Honouring Indigenous Survivors, Families and Communities for the First Annual National Day for Truth and Reconciliation

On the first-ever National Day for Truth and Reconciliation (NDT&R), we invite all Canadians to honour residential school survivors and reflect on the lasting impact of the residential school system on Indigenous Peoples. Since 2013, September 30 has been known as Orange Shirt Day, in recognition of the harm and tragedies of the residential school system. In June 2021, the federal government passed legislation to mark September 30 as NDT&R. Read on to learn about NDT&R’s origins, how you can observe the day, and what special programming APTN and the National Centre for Truth and Reconciliation (NCTR) will be sharing during the inaugural holiday. 

What is Orange Shirt Day? Since 2013, September 30 has been recognized as Orange Shirt Day. This annual movement opens the door to a global conversation about residential schools in Canada. 
Phyllis Webstad recounted her first day attending St. Joseph Mission Residential School at six years old.
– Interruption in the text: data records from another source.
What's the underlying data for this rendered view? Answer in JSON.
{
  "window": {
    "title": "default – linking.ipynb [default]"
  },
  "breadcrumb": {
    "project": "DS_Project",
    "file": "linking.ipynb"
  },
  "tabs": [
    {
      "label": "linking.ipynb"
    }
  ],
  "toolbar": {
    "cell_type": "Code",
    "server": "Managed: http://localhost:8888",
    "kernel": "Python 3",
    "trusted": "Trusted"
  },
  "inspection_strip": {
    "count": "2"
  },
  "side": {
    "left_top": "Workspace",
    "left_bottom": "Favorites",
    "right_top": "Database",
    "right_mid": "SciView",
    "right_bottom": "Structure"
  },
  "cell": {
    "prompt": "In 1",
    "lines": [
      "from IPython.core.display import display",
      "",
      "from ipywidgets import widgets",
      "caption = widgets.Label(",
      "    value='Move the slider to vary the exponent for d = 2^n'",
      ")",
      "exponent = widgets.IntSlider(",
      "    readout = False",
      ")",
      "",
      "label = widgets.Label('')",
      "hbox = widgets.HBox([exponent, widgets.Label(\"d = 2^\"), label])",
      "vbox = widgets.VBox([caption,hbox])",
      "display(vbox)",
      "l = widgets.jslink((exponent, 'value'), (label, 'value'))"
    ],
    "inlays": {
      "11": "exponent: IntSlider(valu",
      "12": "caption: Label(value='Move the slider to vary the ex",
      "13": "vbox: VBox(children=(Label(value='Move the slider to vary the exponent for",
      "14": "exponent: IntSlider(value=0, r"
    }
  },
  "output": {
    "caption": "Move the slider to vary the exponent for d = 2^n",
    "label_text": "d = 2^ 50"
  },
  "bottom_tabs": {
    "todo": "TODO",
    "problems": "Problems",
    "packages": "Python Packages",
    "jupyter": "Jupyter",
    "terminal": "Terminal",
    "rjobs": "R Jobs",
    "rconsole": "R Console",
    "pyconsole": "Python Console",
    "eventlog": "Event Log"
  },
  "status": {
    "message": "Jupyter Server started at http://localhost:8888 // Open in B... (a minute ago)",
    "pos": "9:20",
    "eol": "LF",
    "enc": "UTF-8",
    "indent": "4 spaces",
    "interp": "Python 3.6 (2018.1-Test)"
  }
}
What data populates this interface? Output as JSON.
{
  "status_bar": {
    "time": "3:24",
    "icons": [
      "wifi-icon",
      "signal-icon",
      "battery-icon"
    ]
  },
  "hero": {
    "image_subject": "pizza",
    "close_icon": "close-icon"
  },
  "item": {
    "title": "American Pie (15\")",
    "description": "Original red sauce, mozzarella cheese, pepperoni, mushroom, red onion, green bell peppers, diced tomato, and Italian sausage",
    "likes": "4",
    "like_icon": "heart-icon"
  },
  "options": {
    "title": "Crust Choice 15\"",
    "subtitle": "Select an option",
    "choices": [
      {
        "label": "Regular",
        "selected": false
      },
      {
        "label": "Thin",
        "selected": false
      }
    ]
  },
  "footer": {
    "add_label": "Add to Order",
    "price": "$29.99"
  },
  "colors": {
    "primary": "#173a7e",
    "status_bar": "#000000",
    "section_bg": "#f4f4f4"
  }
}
Webstad described how all of her clothes were taken from her upon arrival, including the orange shirt her grandmother had recently gifted her. Today, the orange shirt represents the Indigenous identities stolen from the children forced into residential schools. In light of the recovery of more than 1,300 unmarked graves on the grounds of former residential schools just this year, it is a day to reflect on the tragic legacy these schools have left behind. 

What is NDT&R? September 30 marks the first National Day for Truth and Reconciliation. As part of the Canadian government’s commitment to reconciliation, legislation was passed to make NDT&R a federal holiday. This is not just any holiday, but a day for doing the work of reconciliation and honouring Indigenous Peoples. NDT&R responds to the Truth and Reconciliation Commission’s (TRC) Call to Action 80. The TRC’s Calls to Action are not political. Rather, they were developed so that all Canadians can walk together on a shared path towards reconciliation. 
As a federal holiday, NDT&R applies to federal public sector employees, federally-regulated private sector workplaces and most federal crown corporations. British Columbia, Manitoba, Nova Scotia, Prince Edward Island, Newfoundland and Labrador, Yukon and the Northwest Territories have also recognized September 30 as a statutory holiday. 
NDT&R is also part of Truth and Reconciliation Week, a week of educational programming hosted by the NCTR. The NCTR derives its mandate from the TRC's Calls to Action and is a place for dialogue and learning, where the truths of residential school survivors are kept for future generations. The NCTR’s mandate is to build a foundation for reconciliation through public education about the residential school system and Canada’s long legacy of colonialism and violence. 

How Can I Observe NDT&R? There are many ways to participate in this day of remembrance and reconciliation. Allies are encouraged to wear an orange shirt in solidarity with Indigenous communities, but that alone is not enough. 
Here are some other meaningful actions you can take today and going forward: 

NDT&R is a day for action, remembrance, reflection and learning about the colonial history of the lands we live on. We all have a role to play in reconciliation.

Please take a moment to honour the survivors and communities who have so courageously shared their stories. Observe a minute of silence, put out a small pair of shoes or light a candle for the children who never made it home. What matters is that you do it with intention.